Spacious home in great shape. The kitchen opens to a dining area and living room creating a very open feeling. The lower level has been finished into a family room with a second bath, built in storage, laundry and a workshop. Many updates including; new plumbing, electric, insulation, windows, siding and more. There’s a very nice yard and detached garage. This is a great location that’s walking distance to the Village of Millerton and the Harlem Valley Rail Trail. $199,000
With interest rates low and looking to stay low, and rental payments on the rise, now is a good time to be thinking about buying a home. Those of you who are already renting know that rents are skyrocketing. For that reason, it’s the perfect time to turn your rent payment into a mortgage payment. Here is a good reason to tempt you into buying:
Interest rates are still low, and it looks like they’re going to stay there for a while longer. A recent issue of The Mortgage Reports said, “Since the start of the year, 30-year mortgage rates have dropped 56 basis points (0.56%), representing $100-per-month savings on a mortgage amount of $300,000.
The nationwide average mortgage rate now stands at 3.41%, floating just above all-time lows achieved in November 2012.”
Also, in a recent Fannie Mae survey that was meant to measure changing consumer attitudes toward mortgages and housing nationwide the results showed that a majority of those surveyed had thought interest rates would have risen by now. The study showed that 46 percent of consumers thought mortgage rates would be higher one year from now, and nearly half thought rates would hold near their current range.
So many unexpected things have happened this year that has affected the rates.
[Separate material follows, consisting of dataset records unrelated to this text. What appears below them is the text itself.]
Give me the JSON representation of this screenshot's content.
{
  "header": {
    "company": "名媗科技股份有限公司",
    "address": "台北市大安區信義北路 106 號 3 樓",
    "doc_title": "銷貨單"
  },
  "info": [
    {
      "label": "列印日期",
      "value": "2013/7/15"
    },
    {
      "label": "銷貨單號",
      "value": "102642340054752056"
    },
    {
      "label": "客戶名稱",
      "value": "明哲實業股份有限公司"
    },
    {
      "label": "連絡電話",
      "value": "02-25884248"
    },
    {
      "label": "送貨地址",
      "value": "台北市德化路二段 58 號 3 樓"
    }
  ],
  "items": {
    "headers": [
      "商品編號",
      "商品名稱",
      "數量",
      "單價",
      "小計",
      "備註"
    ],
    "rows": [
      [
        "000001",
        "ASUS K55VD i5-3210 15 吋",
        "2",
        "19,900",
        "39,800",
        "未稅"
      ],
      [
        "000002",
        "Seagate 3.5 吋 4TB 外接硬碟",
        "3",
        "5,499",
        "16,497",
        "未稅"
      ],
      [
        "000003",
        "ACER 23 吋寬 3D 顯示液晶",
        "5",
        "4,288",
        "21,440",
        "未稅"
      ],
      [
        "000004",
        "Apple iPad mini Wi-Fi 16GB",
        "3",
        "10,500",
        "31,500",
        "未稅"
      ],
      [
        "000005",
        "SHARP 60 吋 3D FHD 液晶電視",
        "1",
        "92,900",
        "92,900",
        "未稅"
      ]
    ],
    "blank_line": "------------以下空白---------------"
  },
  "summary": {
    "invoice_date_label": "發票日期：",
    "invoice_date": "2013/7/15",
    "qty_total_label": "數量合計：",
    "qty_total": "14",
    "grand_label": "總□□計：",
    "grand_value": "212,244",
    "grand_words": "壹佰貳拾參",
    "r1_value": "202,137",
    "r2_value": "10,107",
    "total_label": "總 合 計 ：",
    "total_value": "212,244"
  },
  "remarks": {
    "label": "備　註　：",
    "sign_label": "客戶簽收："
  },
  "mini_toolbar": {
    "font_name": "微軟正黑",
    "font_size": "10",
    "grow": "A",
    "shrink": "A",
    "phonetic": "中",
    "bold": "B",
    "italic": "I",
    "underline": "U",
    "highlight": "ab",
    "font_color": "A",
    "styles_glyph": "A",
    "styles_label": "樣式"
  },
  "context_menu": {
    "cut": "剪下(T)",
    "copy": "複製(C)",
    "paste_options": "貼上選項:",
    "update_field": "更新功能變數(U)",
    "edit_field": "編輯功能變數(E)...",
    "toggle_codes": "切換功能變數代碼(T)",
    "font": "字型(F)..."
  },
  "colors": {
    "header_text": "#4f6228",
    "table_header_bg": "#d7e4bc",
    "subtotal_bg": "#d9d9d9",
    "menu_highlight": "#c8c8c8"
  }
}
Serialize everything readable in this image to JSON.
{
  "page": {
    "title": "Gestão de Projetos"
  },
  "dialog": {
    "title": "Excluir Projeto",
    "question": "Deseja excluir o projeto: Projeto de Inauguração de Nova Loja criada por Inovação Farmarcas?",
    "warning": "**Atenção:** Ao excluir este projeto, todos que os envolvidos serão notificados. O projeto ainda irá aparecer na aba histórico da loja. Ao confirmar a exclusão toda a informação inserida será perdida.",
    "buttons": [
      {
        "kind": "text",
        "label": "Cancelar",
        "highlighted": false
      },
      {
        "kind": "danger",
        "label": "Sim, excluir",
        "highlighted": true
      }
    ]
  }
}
The most recent being Brexit – the UK’s vote to exit the European Union (EU). As situations like Brexit impact the stock market, it seems that interest rates will stay low.
Low rates and stable home prices are two key reasons you should consider buying right now.
For more on mortgage rates read Mortgage Rates Defy Consumer Expectations Again; Rates Fall To New Depths.